Understanding the meaning of medication to patients – the medication experience – is fundamental to the achievement of good outcomes. Although not well researched and explained, an excellent summary was published by Sarah Shoemaker, now more than 5 years ago.
Sarah split the medication experience into four sections:
A meaningful encounter- where a medicine is offered in the context of a condition
Bodily effects – where the patient experiences the effects of the medication within their body
Unremitting nature – where the patient questions the need for the medicine, particularly if it is to be taken long term
Exerting control – where a patient exerts control on the medicine, having gained ‘expertise’ of the medicine in their own body.
Using this model to understand patient’s experiences and to understand a patient’s medication experience and medication-taking behaviours is important in structuring interventions to support appropriate compliance through meeting medication-related needs. Patients will move through these stages, and it is important to understand where individual patients are to be able to improve their medication experience and improve their outcomes in partnership.
We must recognise that not all medicines are taken as prescribed. In some cases the outcome may actually be improved, but in many the outcome may be worse.
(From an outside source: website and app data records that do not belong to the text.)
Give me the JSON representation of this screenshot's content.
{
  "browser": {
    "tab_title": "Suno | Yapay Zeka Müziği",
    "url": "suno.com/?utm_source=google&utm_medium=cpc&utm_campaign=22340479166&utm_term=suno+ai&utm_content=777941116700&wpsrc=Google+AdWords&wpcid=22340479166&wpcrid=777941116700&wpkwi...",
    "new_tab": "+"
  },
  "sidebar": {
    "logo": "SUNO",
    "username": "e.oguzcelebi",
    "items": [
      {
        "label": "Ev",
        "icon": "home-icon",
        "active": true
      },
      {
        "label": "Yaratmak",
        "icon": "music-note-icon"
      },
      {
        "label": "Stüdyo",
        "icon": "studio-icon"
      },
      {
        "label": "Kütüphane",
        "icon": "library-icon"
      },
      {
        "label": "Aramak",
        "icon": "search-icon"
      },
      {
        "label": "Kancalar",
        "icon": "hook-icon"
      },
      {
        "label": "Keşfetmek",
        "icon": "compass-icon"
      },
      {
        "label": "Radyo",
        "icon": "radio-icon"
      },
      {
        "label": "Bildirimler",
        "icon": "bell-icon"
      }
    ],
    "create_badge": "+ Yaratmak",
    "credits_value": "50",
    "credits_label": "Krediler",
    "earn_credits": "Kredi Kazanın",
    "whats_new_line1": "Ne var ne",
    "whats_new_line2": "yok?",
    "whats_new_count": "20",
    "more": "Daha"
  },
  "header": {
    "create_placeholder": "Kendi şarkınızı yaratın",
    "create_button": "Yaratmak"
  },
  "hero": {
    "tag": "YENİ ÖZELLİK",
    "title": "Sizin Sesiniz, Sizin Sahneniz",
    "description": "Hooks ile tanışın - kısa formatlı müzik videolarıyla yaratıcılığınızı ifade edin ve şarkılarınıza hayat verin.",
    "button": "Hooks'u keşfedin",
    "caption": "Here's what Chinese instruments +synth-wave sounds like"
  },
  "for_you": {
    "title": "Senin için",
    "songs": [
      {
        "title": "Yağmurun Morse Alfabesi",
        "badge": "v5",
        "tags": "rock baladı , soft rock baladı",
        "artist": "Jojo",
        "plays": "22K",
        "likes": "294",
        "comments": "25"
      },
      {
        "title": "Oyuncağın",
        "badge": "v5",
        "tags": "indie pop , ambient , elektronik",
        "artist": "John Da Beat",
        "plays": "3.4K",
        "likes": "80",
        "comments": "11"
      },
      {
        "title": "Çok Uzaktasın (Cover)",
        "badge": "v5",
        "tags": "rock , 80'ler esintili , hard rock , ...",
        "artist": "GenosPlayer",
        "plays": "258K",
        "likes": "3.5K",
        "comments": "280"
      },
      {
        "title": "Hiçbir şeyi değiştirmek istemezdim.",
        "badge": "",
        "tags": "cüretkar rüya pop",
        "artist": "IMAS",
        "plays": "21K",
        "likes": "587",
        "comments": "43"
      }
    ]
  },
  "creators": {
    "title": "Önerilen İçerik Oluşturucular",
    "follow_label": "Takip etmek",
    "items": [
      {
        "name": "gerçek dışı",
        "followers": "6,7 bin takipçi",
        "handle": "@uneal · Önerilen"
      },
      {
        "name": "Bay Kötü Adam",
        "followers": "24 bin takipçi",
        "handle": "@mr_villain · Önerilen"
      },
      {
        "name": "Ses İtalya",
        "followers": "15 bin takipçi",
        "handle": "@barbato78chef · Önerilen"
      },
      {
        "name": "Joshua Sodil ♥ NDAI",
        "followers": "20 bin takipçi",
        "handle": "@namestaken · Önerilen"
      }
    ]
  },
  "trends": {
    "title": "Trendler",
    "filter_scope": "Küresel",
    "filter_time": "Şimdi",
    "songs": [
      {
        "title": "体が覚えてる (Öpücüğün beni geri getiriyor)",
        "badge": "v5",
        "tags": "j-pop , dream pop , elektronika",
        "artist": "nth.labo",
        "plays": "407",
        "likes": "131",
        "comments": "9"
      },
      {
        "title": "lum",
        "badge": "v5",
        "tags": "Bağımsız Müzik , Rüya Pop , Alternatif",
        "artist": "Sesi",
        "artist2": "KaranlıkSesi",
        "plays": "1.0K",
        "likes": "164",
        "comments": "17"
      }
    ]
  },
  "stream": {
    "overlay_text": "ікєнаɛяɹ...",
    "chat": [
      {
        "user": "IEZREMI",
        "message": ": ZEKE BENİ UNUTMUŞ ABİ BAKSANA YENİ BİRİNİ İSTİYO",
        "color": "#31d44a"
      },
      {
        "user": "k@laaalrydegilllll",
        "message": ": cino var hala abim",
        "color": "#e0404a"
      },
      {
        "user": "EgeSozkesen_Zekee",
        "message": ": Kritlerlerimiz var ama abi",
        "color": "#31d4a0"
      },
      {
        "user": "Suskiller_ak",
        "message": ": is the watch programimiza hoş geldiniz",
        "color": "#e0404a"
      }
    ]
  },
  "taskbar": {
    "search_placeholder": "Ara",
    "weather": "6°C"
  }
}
The aim of medicines optimisation is to ensure that the best possible outcomes are achieved for patients.
The most wasteful medicine is one used in a manner where valued benefits and outcomes are not achieved.